[Page and application data records]
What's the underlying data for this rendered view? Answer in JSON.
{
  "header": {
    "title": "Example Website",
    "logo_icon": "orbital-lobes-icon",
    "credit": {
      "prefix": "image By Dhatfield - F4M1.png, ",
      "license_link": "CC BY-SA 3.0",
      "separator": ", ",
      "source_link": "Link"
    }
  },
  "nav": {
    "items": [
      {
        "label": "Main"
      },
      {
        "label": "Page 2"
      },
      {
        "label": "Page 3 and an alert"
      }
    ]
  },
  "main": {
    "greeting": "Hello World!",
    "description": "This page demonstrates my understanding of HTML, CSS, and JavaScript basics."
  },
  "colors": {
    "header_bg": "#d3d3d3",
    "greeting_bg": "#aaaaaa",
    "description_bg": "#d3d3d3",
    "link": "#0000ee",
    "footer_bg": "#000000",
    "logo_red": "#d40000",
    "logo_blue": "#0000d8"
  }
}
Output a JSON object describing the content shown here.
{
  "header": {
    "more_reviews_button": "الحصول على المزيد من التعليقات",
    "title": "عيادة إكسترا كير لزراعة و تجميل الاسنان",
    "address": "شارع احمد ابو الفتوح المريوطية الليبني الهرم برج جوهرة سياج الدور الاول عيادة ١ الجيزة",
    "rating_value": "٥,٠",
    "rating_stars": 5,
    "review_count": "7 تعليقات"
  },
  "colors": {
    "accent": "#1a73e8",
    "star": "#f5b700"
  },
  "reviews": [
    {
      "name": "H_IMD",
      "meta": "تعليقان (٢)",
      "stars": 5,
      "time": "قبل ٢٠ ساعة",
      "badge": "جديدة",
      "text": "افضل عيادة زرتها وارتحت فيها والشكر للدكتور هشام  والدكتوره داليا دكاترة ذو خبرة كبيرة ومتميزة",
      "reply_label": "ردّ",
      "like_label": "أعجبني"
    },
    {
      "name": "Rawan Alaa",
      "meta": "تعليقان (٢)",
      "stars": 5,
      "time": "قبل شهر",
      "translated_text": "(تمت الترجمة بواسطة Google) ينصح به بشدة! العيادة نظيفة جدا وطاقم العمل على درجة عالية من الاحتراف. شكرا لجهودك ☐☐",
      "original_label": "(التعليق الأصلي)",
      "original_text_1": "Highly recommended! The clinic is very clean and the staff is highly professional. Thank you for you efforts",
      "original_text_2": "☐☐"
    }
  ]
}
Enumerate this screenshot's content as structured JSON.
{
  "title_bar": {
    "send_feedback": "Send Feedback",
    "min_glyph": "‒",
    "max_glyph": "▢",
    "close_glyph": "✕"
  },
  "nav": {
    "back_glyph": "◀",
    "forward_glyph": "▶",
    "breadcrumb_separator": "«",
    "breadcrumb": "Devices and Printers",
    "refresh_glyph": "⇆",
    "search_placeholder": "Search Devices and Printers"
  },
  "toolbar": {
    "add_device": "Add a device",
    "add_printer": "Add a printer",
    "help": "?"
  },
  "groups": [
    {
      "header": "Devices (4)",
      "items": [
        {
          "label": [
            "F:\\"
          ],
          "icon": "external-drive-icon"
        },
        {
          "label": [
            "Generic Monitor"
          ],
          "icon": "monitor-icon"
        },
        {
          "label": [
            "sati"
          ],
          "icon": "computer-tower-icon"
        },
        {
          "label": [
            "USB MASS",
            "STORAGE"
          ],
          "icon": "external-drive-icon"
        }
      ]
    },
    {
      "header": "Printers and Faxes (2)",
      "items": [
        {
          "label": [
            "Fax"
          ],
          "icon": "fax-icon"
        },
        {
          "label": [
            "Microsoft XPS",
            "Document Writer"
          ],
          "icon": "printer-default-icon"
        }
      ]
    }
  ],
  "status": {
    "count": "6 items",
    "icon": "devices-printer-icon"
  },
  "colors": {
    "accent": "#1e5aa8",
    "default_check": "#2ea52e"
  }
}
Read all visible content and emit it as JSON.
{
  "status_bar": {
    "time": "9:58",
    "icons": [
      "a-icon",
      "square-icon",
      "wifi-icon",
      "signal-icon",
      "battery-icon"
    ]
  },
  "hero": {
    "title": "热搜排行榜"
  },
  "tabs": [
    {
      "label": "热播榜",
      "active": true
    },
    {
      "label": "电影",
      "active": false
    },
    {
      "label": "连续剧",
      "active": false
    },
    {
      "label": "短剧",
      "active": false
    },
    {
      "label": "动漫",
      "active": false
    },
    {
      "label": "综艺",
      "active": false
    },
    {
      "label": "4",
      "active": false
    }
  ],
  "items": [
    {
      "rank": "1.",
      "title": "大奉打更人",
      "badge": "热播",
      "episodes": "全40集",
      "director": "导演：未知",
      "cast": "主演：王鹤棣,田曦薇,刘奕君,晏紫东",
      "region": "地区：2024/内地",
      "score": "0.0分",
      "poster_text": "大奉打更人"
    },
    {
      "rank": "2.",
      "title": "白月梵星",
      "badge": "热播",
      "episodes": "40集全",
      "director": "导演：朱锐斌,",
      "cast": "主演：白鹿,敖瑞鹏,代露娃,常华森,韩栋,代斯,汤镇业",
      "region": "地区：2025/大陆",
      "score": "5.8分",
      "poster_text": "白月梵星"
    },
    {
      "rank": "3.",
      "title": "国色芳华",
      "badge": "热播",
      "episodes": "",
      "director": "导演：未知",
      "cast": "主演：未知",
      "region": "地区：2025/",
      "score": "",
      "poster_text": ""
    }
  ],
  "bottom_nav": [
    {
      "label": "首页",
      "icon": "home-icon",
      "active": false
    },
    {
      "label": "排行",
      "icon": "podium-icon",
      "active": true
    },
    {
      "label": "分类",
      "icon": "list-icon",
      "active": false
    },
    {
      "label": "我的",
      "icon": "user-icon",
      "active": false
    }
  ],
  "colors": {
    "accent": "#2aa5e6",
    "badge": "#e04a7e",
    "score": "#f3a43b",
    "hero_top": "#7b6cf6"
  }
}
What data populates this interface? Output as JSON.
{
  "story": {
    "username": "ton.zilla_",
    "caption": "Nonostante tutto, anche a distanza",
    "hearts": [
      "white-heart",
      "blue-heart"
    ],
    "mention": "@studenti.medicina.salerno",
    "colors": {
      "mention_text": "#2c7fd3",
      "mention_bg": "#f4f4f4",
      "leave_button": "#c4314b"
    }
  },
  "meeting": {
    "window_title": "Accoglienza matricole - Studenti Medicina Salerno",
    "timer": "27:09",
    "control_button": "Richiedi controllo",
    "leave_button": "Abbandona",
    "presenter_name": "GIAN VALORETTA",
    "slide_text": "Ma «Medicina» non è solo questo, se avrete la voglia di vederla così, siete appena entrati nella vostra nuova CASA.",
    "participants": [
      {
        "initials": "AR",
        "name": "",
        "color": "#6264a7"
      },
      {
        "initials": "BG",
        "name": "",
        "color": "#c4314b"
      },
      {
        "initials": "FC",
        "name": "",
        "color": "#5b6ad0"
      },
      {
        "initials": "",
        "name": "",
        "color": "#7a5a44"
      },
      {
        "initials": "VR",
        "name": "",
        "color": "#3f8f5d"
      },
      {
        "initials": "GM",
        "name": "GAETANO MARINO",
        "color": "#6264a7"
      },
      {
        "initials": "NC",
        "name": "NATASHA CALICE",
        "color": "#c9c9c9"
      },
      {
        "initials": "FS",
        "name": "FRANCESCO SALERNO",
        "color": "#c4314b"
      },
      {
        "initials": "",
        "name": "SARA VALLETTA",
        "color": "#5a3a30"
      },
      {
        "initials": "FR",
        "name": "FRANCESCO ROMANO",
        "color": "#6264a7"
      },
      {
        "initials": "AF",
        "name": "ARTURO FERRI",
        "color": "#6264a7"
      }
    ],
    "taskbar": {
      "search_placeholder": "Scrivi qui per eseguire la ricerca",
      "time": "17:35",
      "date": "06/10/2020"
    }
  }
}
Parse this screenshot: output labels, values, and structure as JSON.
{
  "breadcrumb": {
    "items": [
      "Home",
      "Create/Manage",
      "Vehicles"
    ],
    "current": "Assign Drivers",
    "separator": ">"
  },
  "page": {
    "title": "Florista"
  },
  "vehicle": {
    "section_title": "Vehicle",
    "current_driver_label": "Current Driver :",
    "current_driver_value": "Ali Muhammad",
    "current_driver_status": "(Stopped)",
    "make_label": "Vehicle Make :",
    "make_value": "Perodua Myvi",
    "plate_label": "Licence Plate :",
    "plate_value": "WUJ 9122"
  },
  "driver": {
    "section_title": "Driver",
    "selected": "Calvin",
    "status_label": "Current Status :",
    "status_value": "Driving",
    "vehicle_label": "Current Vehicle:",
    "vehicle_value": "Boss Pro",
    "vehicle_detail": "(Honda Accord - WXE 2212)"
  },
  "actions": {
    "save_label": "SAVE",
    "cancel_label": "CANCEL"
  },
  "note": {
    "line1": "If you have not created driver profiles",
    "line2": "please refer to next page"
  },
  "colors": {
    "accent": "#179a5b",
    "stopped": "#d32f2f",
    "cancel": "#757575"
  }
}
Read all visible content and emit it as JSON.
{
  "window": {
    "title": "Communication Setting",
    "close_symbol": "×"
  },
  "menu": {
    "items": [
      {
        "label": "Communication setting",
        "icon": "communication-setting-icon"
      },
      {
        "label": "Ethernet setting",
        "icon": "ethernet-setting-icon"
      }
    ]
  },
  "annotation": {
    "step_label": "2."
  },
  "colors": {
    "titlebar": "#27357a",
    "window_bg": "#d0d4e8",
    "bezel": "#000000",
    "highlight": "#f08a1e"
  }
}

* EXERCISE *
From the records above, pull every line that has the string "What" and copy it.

* RESULT BELOW *
What's the underlying data for this rendered view? Answer in JSON.
What data populates this interface? Output as JSON.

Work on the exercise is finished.